‘In the visual domain, there are certain colours, shapes and even more fundamental image statistics that appeal to our perception more than others.’ 

The team, who also claim to have demonstrated the benefits of ‘readily available Instagram data for aesthetic research’, published their study in the journal i-Perception.  

Pictured is a large frogmouth chick appears to be smiling - but its mother doesn't look quite as thrilled. Photo taken in Lanchang, Pahang, Malaysia

Pictured is a large frogmouth chick appears to be smiling – but its mother doesn’t look quite as thrilled. Photo taken in Lanchang, Pahang, Malaysia

A tawny frogmouth is pictured here proudly poised on end of branch as camouflage, which helps it to catch its meal. Taken in Victoria, Australia

A tawny frogmouth is pictured here proudly poised on end of branch as camouflage, which helps it to catch its meal. Taken in Victoria, Australia

Tawny Frogmouth, Podargus strigoides, Brisbane, Australia. Podargus is often mistaken for an owl, although some species look very different to the most famous owl species

Tawny Frogmouth, Podargus strigoides, Brisbane, Australia. Podargus is often mistaken for an owl, although some species look very different to the most famous owl species 

NOCTURNAL ANIMALS REST DURING THE DAY AND ARE ACTIVE AT NIGHT TIME

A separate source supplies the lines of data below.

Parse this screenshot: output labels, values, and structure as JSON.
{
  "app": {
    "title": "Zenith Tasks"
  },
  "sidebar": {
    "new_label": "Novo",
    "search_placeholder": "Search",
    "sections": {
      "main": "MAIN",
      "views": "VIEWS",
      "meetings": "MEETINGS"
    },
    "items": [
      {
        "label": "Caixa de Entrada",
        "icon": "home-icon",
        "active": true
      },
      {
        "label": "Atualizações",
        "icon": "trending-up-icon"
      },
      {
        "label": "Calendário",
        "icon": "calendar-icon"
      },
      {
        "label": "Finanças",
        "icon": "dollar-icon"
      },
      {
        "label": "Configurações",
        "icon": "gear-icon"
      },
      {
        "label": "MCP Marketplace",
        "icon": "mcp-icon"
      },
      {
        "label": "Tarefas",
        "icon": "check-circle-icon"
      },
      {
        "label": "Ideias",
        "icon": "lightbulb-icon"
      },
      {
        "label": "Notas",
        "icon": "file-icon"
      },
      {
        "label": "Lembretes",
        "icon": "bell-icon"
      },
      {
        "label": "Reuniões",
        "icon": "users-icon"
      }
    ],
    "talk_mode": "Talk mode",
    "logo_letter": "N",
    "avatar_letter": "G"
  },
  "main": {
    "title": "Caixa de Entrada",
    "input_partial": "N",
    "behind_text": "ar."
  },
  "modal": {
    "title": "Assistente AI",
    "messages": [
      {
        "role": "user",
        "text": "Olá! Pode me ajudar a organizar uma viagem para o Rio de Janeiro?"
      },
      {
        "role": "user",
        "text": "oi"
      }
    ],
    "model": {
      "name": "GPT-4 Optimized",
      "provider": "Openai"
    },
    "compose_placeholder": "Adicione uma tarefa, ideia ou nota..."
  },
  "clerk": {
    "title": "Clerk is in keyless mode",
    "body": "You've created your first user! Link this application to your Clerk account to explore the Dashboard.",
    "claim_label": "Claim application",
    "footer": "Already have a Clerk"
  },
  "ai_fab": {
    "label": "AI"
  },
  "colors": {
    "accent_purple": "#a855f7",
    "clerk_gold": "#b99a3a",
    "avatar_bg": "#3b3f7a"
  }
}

Some animals, including frogs, rely on the starry sky to navigate at night (file photo)

Some animals, including frogs, rely on the starry sky to navigate at night (file photo)

Nocturnal animals rest during the day and are active at night.

This means they hunt, mate and perform other necessary survival activities without the help of the sun.

Many nocturnal animals have built-in bodily functions that help them survive during nighttime hours when it might be difficult to see.

For example, some nocturnal animals’ eyes are larger, which gives them the ability to function satisfactorily even in the dark.

Additionally, some nocturnal animals have extremely sensitive ears that can help them defend themselves in dark environments.

Lastly, some have heightened senses of smell, touch and taste to help them perform better during the nighttime.

Read more at DailyMail.co.uk